Task requirements: For each line in the records that contains "JSON", make a copy.
=== Excerpted data ===
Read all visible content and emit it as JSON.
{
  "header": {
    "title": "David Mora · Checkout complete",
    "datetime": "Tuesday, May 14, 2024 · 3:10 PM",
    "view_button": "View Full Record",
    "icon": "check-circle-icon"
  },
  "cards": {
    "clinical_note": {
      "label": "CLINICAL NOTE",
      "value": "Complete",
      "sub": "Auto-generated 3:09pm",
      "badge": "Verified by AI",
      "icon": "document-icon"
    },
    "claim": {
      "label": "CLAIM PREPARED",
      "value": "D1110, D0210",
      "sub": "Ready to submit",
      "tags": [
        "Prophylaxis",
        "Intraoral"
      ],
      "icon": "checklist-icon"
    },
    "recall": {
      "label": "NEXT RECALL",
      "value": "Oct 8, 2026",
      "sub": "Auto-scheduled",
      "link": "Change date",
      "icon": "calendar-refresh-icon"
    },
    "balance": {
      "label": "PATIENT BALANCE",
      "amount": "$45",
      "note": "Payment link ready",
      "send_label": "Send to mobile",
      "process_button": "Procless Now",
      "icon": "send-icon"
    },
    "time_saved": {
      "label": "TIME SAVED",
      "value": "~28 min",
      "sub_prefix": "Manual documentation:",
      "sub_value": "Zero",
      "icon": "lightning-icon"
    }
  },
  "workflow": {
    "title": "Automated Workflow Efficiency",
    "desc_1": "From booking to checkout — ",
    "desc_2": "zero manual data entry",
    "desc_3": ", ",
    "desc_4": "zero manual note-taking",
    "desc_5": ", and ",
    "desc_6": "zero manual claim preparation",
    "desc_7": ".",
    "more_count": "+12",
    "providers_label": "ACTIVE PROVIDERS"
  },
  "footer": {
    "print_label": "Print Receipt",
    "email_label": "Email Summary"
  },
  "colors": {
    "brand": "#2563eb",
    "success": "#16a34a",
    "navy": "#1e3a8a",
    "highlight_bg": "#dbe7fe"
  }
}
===
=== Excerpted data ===
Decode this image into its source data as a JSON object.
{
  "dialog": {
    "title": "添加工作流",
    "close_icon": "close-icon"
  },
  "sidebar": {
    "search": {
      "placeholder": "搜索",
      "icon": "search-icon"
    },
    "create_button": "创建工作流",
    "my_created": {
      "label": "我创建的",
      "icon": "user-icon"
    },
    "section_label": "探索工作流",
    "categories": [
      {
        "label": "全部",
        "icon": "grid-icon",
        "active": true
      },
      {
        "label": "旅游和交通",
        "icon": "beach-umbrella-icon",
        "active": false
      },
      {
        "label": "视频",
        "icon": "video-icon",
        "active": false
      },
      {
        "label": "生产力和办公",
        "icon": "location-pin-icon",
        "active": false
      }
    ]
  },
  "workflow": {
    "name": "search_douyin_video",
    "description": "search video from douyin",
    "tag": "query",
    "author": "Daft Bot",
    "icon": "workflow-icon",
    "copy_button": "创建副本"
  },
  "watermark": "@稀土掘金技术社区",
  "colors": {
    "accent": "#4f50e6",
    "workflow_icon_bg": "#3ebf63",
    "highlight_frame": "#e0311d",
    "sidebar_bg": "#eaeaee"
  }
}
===
Finished exercise:
Read all visible content and emit it as JSON.
Decode this image into its source data as a JSON object.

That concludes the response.